## Prompt
Where does the string "bullets" appear in the listing below? Copy every line where it does.

======== Task input

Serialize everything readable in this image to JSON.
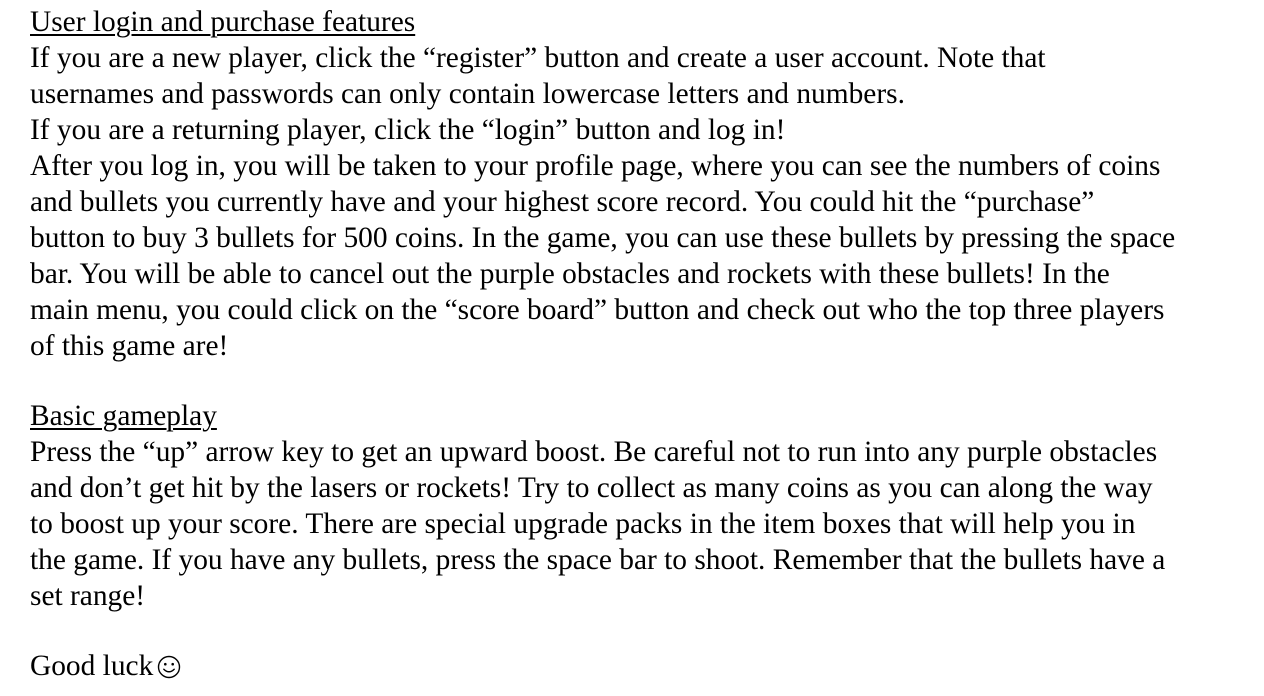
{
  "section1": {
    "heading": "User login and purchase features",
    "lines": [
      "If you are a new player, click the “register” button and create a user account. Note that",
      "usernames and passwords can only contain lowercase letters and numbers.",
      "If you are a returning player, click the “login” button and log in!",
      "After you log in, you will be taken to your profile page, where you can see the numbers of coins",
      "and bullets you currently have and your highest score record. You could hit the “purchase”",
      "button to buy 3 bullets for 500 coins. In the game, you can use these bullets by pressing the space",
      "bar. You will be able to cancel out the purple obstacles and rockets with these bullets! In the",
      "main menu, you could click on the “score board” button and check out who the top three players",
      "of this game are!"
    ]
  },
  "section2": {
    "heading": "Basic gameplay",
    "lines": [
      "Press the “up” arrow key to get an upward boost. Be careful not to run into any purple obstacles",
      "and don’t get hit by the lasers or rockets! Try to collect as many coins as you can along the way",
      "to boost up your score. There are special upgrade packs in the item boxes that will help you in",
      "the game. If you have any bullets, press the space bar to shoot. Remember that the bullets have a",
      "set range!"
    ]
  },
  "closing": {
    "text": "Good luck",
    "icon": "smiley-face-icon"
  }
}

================
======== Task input

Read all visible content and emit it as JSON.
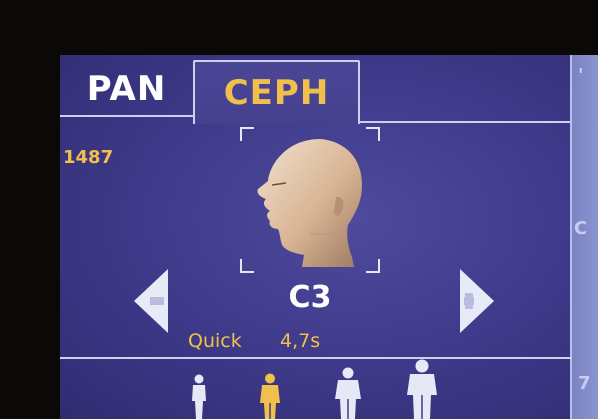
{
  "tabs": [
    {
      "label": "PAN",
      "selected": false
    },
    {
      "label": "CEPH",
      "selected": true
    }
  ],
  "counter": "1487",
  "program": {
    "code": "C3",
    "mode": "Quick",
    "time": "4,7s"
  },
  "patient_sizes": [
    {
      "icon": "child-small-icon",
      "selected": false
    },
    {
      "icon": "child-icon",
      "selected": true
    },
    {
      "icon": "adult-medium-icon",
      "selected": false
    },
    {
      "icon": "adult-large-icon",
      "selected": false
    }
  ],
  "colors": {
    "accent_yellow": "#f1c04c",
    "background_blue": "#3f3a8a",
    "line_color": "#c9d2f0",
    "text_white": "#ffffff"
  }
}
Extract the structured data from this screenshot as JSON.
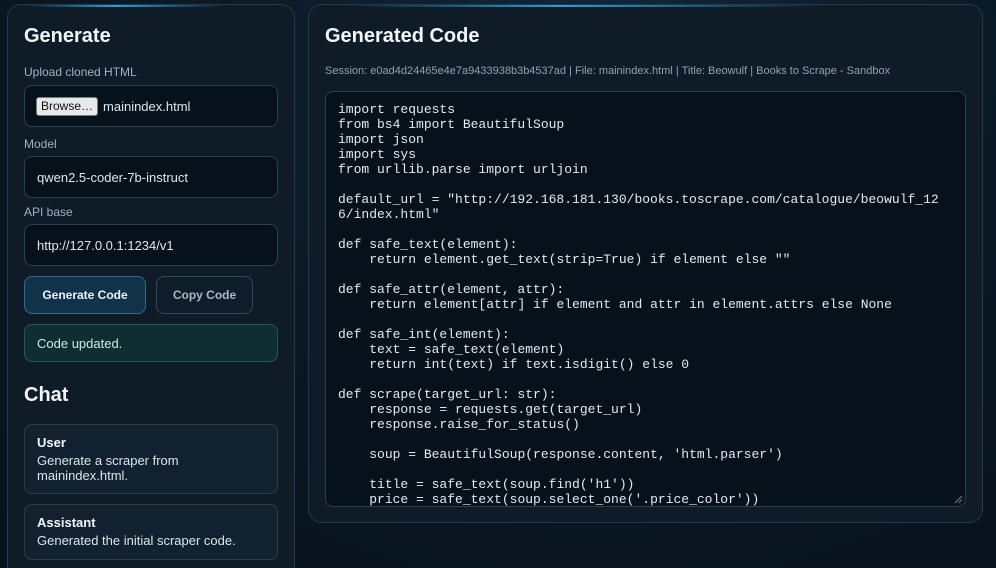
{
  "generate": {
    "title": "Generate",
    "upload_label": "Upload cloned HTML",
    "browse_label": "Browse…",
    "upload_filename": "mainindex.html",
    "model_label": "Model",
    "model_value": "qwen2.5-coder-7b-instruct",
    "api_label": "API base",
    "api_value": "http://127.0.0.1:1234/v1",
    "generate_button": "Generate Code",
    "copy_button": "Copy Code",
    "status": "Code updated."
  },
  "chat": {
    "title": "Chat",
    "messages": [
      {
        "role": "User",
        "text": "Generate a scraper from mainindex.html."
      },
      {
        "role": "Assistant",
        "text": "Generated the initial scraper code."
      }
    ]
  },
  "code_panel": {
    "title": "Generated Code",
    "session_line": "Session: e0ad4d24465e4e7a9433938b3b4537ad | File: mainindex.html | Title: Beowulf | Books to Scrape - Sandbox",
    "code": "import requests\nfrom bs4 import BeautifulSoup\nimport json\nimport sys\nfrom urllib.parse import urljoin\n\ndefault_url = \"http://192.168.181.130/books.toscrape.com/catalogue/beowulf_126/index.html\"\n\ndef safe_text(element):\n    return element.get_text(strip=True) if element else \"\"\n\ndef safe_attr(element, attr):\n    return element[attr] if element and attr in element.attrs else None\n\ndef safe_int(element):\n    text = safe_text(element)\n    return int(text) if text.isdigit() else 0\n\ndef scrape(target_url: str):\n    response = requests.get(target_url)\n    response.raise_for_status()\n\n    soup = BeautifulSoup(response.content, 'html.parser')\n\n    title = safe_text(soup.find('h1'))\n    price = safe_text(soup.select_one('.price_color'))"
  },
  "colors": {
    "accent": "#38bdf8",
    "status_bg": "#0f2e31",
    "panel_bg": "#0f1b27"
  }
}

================

## Task solution
      "and bullets you currently have and your highest score record. You could hit the “purchase”",
      "button to buy 3 bullets for 500 coins. In the game, you can use these bullets by pressing the space",
      "bar. You will be able to cancel out the purple obstacles and rockets with these bullets! In the",
      "the game. If you have any bullets, press the space bar to shoot. Remember that the bullets have a",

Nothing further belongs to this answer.